11 Other Ways to Say “It Was a Pleasure Speaking With You”

So, you’re sending an email to let someone know you enjoyed speaking to them. Well, “it was a pleasure speaking with you” is a great start.

However, there are other alternatives. It’s worth looking into some options, so this article will explain some of the best synonyms available.

Other Ways to Say “It Was a Pleasure Speaking With You”

  • I’m glad we had this conversation
  • Always nice to chat!
  • It’s nice that we got to have this meeting
  • I hope you enjoyed talking to me as much as I did to you
  • Lovely to speak with you
  • I’m pleased we got to speak about this
  • I’m very happy about our conversation
  • Nice of you to pop in and have a chat
  • That was a very good chat
  • Thanks for the conversation
  • I hope we can speak again soon


  • “It was a pleasure speaking with you” is an excellent phrase in formal writing.
  • You could also say “I’m glad we had this conversation,” if you want a formal synonym.
  • Try “always nice to chat!” as a more conversational option in your writing.

As you can see, there are certainly plenty of suitable synonyms. Keep reading through this article to learn more about them and how they work in different situations.

Also, you may be interested to learn more about the phrase “it was a pleasure speaking with you.” The final section will talk about whether it’s correct and how to use it.

I’m Glad We Had This Conversation (Formal)

“I’m glad we had this conversation” is a good example of another way to say “it was a pleasure speaking with you.” It’s a very formal synonym, making it useful in most written contexts.

You should try it when emailing your boss about workplace problems. If you set up a meeting to discuss issues, a phrase like this generally shows you’re happy with the result. It suggests that things are moving in the right direction for you.

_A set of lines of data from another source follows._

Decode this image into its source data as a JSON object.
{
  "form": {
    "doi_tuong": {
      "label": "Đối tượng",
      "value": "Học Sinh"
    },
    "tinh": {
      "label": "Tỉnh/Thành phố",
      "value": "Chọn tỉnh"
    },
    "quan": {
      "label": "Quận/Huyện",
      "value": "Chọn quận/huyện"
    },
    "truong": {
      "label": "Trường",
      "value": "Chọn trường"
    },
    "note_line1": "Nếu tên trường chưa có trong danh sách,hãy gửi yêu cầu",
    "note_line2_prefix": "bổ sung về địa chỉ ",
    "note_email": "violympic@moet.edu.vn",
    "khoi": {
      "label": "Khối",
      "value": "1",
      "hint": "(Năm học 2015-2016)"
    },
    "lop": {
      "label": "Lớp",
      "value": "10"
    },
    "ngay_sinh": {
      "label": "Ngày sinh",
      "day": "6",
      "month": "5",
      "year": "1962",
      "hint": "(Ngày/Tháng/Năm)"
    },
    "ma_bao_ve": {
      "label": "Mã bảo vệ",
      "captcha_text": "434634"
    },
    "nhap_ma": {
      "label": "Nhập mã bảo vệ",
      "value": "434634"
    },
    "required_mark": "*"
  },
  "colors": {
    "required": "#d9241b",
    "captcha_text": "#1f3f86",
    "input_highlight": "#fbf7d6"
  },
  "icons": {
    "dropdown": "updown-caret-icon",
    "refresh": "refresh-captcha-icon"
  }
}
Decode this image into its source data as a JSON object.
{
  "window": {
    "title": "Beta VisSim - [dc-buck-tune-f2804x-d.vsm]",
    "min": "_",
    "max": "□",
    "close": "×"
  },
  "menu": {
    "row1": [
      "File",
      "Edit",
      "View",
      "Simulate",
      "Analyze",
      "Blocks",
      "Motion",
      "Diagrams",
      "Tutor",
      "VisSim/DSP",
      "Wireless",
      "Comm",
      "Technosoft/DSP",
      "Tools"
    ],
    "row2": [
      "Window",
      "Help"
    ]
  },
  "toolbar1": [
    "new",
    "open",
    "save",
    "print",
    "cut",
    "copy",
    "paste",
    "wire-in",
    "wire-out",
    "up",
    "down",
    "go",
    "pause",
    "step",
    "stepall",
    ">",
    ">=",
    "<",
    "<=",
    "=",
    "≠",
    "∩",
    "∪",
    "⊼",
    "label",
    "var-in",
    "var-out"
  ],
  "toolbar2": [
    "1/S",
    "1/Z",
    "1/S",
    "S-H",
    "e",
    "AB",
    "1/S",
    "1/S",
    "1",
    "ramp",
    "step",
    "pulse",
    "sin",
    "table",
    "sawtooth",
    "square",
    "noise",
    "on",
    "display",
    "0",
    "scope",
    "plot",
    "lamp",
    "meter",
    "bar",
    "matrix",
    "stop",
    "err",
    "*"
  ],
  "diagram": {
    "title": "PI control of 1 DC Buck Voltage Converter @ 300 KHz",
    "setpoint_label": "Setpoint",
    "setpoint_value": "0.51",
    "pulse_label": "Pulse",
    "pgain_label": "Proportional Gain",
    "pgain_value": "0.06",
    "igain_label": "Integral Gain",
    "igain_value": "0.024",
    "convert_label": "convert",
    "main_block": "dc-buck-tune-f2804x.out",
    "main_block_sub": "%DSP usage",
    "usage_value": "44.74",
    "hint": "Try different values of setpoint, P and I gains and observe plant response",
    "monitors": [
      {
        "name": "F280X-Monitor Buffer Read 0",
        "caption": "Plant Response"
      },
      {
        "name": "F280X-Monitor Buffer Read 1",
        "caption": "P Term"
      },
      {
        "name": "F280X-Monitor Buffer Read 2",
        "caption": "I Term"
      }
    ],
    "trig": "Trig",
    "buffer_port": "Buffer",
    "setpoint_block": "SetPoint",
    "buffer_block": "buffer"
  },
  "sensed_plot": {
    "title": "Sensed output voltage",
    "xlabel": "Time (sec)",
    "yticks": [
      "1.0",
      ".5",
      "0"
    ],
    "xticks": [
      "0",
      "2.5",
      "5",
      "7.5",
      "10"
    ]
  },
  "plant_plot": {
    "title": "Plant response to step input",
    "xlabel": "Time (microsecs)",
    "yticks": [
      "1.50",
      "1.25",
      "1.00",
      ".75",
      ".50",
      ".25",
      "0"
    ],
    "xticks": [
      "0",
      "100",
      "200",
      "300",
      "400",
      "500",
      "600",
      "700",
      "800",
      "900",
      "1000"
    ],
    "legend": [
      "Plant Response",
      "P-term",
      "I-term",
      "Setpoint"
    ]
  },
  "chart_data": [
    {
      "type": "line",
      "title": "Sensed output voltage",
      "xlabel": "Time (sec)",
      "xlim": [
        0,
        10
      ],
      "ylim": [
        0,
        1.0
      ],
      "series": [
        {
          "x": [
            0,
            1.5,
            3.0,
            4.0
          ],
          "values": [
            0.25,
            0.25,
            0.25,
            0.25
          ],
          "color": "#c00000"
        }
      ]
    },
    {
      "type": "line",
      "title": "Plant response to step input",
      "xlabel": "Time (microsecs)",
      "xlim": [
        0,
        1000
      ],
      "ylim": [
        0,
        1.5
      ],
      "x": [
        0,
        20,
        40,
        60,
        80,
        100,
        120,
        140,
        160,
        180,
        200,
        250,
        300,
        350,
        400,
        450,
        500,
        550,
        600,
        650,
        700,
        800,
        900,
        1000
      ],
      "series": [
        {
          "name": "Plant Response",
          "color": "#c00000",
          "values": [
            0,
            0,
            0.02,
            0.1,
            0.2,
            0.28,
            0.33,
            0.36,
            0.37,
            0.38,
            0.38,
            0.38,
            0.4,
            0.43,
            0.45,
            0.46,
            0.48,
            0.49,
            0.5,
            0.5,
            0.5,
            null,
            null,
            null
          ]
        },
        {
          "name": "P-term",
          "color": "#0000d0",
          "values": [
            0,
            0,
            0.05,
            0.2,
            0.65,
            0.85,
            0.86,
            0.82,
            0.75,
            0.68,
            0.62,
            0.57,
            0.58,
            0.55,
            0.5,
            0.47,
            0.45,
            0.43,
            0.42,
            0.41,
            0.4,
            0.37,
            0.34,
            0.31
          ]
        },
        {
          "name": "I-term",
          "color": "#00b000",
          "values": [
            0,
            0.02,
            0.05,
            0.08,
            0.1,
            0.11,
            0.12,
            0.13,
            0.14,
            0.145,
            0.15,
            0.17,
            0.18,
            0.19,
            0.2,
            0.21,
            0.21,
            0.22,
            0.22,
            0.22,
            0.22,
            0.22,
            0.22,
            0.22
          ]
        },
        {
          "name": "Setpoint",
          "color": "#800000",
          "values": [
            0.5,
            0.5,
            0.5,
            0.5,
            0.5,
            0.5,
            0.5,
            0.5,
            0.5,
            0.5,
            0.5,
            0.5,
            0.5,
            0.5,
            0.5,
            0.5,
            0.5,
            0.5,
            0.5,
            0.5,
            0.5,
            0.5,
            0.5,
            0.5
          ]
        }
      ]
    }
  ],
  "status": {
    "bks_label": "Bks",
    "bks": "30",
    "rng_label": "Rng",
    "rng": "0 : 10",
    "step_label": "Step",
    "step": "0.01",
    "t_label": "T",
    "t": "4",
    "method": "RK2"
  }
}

We recommend using “I’m glad we had this conversation” and “it was a pleasure speaking with you” in similar contexts. Both are useful as professional synonyms. So, you can choose between the two to keep your formal emails interesting.

Check these examples out to help you with it:

Dear Hammond,

I’m glad we had this conversation. It was great to hear you were so accepting of our ideas to fix the issues.

Kindest regards,

I’m glad we had this conversation, Michael. So now we don’t have to worry about any overlap.

Always Nice to Chat! (Informal)

“Always nice to chat!” is a great informal synonym. It’s an exclamation that suggests you had a great time talking to someone.

We recommend using this conversational phrase when speaking with friends you haven’t seen in a long time. It shows that you appreciate catching up with them and learning about their life.

You can also use it when setting up informal meetings with coworkers you’re close to. It suggests you enjoyed your time together outside of work.

We don’t recommend using “always nice to chat!” in formal settings, though. It is strictly for friendly contexts. You should generally stick with “it was a pleasure speaking with you” professionally.

Here are a few examples to make sense of it:

It’s always nice to chat, Philip! Thanks for offering to pay for the dinner as well.

Always nice to chat! Let me know if there’s anything else you want to speak about another time.

Is It Correct to Say “It Was a Pleasure Speaking With You”?

It is correct to say “it was a pleasure speaking with you.” It’s great as a formal way to show that you enjoyed meeting with someone.

It works best in business emails when you’ve had a good discussion with a client. You should try sending it in your next email since it shows someone how much you enjoyed your meeting or conversation.

Here are some other variations you can use to mix things up:

  • It was great speaking with you today
  • It was a pleasure talking to you
  • It was nice talking to you

You may also notice that some of the variations say “speaking with,” and others say “talking to.” Both are correct.

Speak” is a more formal way to show that you have a conversation with someone. “With” accompanies it to highlight the connection.

Talk” is slightly more informal. “To” is the prepositional choice as it shows that you’re directing a conversation at someone (even if they don’t say much back).

You should bookmark this page to remind yourself of the best synonyms to use! That way, you’ll always have a few ready to go when needed.